19 June 2021 – CIS tax deducted for the month ended 5 June 2021 is payable by today.

Small trading tax exemption for charities

The tax treatment of charities can be complex. Many charities trade either as part of their charitable interests or to raise funds. As a first step, any charity hoping to benefit from any beneficial tax treatment needs to be recognised as a charity for UK tax purposes by HMRC as well as meeting other criteria.

A charity will not pay tax on profits it makes from trade if:

  • they are making money to help their charity’s aims and objectives, known as ‘primary purpose trading’
  • their level of trade that is not primary purpose falls below the charity’s small trading tax exemption limit
  • they trade through a subsidiary trading company

The charity must pay tax on any other profits.

The small trading tax exemption limits are as follows:

Charity’s gross annual income Maximum permitted small trading turnover
Under £32,000 £8,000
£32,001 to £320,000 25% of your charity’s total annual turnover
Over £320,000 £80,000

If the charity’s small trading turnover is higher than the exemption limits, then they are required to pay tax on all of their profits from that trade.

Correcting errors on VAT returns

Where an error on a past VAT return is uncovered, businesses have a duty to correct the error as soon as possible. As a general rule, any necessary adjustment can be made on a current VAT return. However, in order to be able to do so, there are three important conditions that must be met:

  1. The error must be below the reporting threshold.
  2. The error must not have been deliberate.
  3. The error can only relate to an accounting period that ended less than 4 years ago.

Under the reporting threshold rule, businesses can make an adjustment on their next VAT return if the net value of the errors is £10,000 or less. The threshold is further increased if the net value of errors found on previous returns is between £10,000 and £50,000 but does not exceed 1% of the box 6 (net outputs) VAT return declaration figure for the return period in which the errors are discovered.

VAT errors of a net value that exceed the limits for correction on a current return or that were deliberate should be notified to HMRC using form VAT 652 (or providing the same information in letter format) and should be submitted to HMRC's VAT Error Correction team.

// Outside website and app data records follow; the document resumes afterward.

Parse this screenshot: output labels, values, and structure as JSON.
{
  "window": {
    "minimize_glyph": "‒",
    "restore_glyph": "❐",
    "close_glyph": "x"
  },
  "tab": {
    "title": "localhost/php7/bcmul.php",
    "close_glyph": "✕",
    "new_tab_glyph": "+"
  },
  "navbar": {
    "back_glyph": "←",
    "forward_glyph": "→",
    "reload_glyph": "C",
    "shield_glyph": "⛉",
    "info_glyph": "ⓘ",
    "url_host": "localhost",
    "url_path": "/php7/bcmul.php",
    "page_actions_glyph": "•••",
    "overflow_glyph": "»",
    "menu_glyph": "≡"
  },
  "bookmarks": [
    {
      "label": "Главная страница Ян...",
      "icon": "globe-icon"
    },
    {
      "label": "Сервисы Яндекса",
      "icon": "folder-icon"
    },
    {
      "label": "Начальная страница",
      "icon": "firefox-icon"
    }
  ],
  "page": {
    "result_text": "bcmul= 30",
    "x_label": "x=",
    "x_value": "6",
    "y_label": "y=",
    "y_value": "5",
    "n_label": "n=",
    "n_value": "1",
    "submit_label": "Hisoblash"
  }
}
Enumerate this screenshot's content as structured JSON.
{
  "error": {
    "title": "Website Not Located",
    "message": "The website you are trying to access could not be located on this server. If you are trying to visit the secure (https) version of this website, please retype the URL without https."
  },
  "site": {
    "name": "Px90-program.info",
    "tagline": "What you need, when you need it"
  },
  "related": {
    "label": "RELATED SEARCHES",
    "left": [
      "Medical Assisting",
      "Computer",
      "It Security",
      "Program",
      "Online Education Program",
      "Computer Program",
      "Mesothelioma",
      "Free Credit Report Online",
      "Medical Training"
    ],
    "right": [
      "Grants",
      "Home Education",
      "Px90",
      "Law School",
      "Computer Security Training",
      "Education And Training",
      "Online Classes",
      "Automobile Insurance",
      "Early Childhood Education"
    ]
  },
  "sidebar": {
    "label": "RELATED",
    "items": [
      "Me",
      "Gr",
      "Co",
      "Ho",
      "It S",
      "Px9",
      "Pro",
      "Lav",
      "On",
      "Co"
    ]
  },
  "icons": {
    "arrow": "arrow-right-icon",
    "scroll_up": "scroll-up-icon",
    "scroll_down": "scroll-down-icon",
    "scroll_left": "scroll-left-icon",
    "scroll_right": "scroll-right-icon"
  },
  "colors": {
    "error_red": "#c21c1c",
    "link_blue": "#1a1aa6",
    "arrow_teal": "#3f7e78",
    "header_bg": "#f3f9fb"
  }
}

HMRC can also charge penalties and interest if an error is due to careless or dishonest behaviour.